Amid concern of Chinese spy balloons, UK’s Camera Commissioner warns British police about their use of Chinese drones, cameras
British police forces are “shot through with Chinese camera technology”, the UK camera commissioner warned on Wednesday.
The warning came in a survey of British police forces that was carried out in the second half of 2022, by the Office of the Biometrics and Surveillance Camera Commissioner.
It comes amid heightened concern about Chinese surveillance capabilities over the past few weeks after the shooting down of a Chinese ‘spy balloon’ over North America, and the downing of three other unidentified flying objects.
The survey asked all 43 police force areas in England and Wales, as well as the British Transport Police, the Civil Nuclear Constabulary, the Ministry of Defence, and the National Crime Agency, about their use and governance of public surveillance camera systems including on drones and helicopters, body-worn video, ANPR (automatic number plate recognition), and any other relevant systems.
Thirty-nine responses were received out of a possible total of 47. Key findings include that:
- at least 18 respondents say that their external camera systems use equipment about which there have been security or ethical concerns (including Dahua, Hikvision, Honeywell and Huawei, and Nuuo);
- at least 24 respondents say that their internal camera systems use equipment about which there have been security or ethical concerns (including Dahua, Hikvision, Honeywell and Huawei, and Nuuo);
- at least 11 respondents say their ANPR systems use equipment about which there have been security or ethical concerns;
- at least 2 respondents use cameras made by Hikvision in their body-worn video systems;
- 23 of the 31 respondents who said they operate cameras on drones / unmanned aerial vehicles (variously with video, audio, and thermal imaging and/or night vision capability), said they were aware of security or ethical concerns about the manufacturer of their drones, Chinese company, DJI.
“It is abundantly clear from this detailed analysis of the survey results that the police estate in the UK is shot through with Chinese surveillance cameras,” said Biometrics and Surveillance Camera Commissioner Fraser Sampson.
“It is also clear that the forces deploying this equipment are generally aware that there are security and ethical concerns about the companies that supply their kit,” said Sampson.
“There has been a lot in the news in recent days about how concerned we should be about Chinese spy balloons 60,000 feet up in the sky,” Sampson added. “I do not understand why we are not at least as concerned about the Chinese cameras 6 feet above our head in the street and elsewhere.”

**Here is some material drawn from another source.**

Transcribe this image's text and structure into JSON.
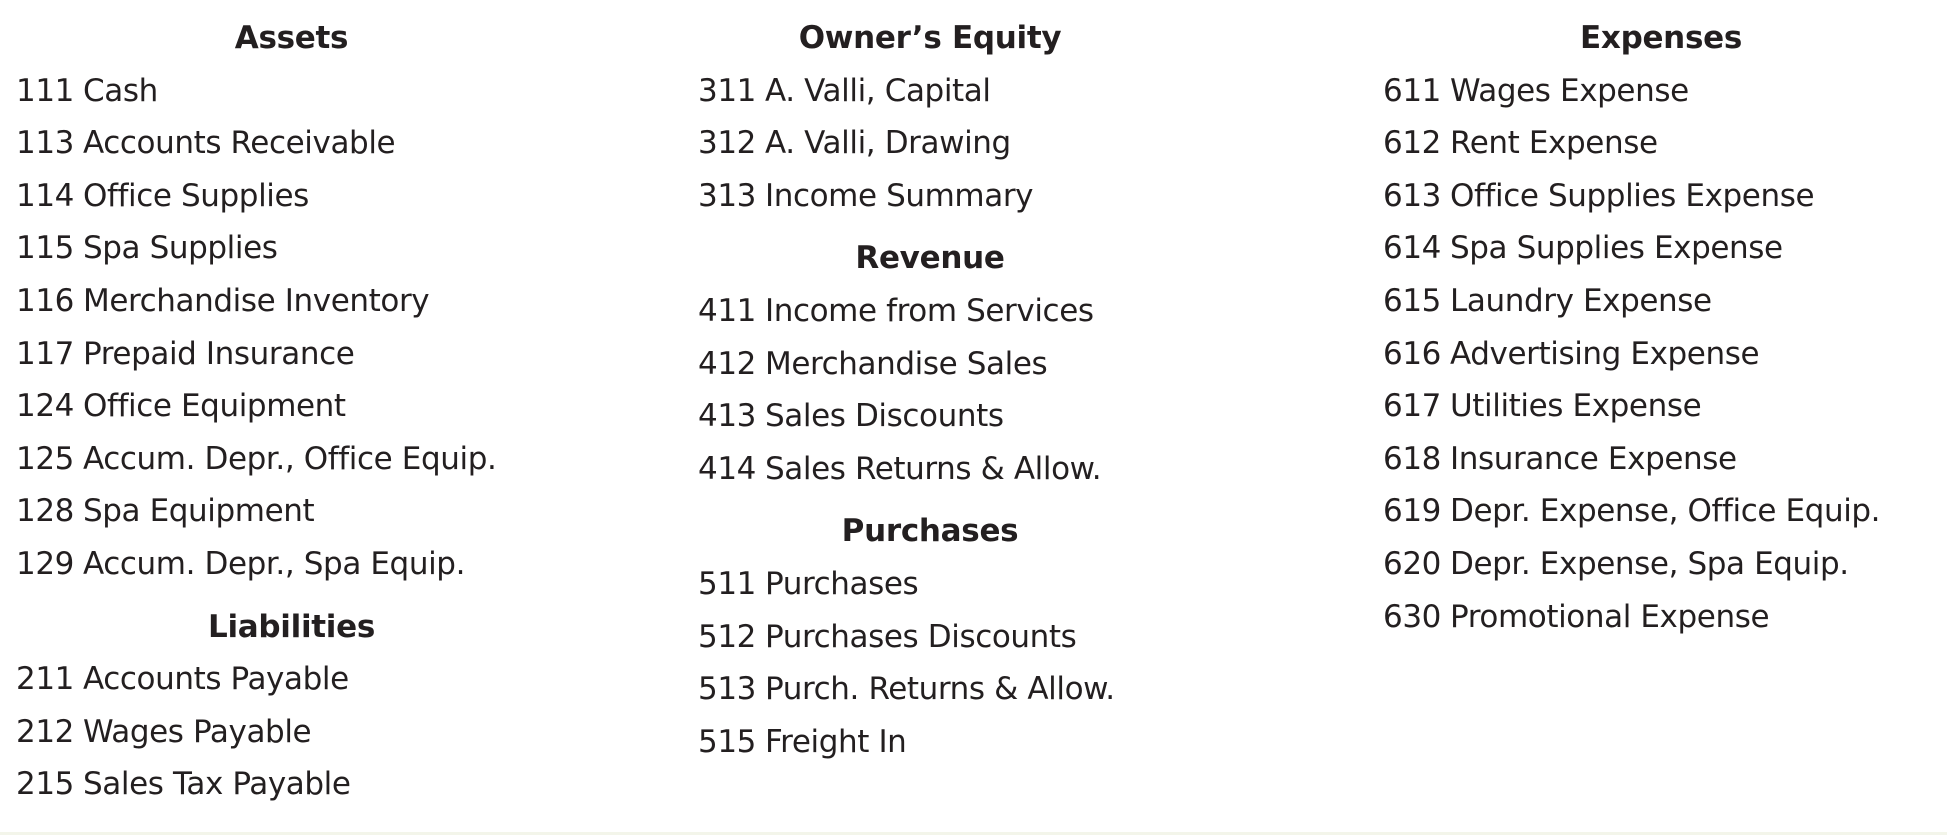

“Clearly it is vital sometimes that the police must be able to use intrusive surveillance technology in public places,” said Sampson. “But if they want the public to trust them to do so, they must be able to persuade us, not only that they are working partners and providers that can be trusted, but also that they will use the technology available to them lawfully, responsibly and according to a set of clear agreed principles.”
“Parliament has already acted to curtail the use of equipment made by several Chinese manufacturers from some areas of public life where security is key,” said Sampson. “Myself and others have been saying for some time that we should, both for security and ethical reasons, really be asking ourselves whether it is ever appropriate for public bodies to use equipment made by companies with such serious questions hanging over them.”
Concern about Chinese activities have been growing recently.
Last week the Australian government ordered the removal of Chinese surveillance cameras from sensitive government and military locations over national security concerns.
Australia followed the US and UK in carrying out this action.
Last November the British government instructed government departments and locations to halt the deployment of any Chinese CCTV equipment.
The British decision to ban the use of CCTV camera from the likes of Hikvision and Dahua, was down to concern the two firms have links to the Chinese government.
The UK surveillance camera commissioner, Professor Fraser Sampson, in May 2022 had issued a warning about Chinese-made CCTV cameras, commonly found on British streets.
Professor Fraser Sampson said at the time he was becoming increasingly concerned about the security risks posted by “state-controlled surveillance systems covering our public spaces.”
Indeed, such was his concern, that Professor Sampson warned public sector bodies and local authorities against buying CCTV equipment from Chinese firms including market leader Hikvision.